He's been critiqued for calling Bin Laden's death a "tragedy". But what did Jeremy Corbyn really say?

Jeremy Corbyn is under fire for describing Bin Laden’s death as a “tragedy” in the Sun, but what did the Labour leadership frontrunner really say?

In remarks made to Press TV, the state-backed Iranian broadcaster, the Islington North MP said:

“This was an assassination attempt, and is yet another tragedy, upon a tragedy, upon a tragedy. The World Trade Center was a tragedy, the attack on Afghanistan was a tragedy, the war in Iraq was a tragedy. Tens of thousands of people have died.”

He also added that it was his preference that Osama Bin Laden be put on trial, a view shared by, among other people, Barack Obama and Boris Johnson.

Although Andy Burnham, one of Corbyn’s rivals for the leadership, will later today claim that “there is everything to play for” in the contest, with “tens of thousands still to vote”, the row is unlikely to harm Corbyn’s chances of becoming Labour leader. 

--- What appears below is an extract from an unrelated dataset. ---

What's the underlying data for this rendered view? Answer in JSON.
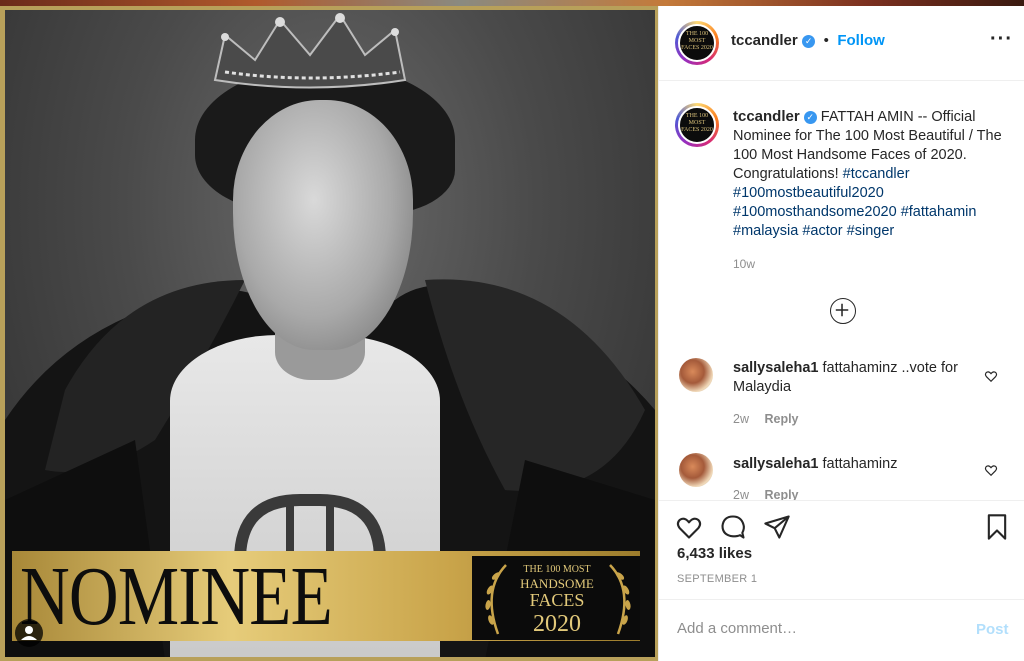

Stephen Bush is editor of the Staggers, the New Statesman’s political blog.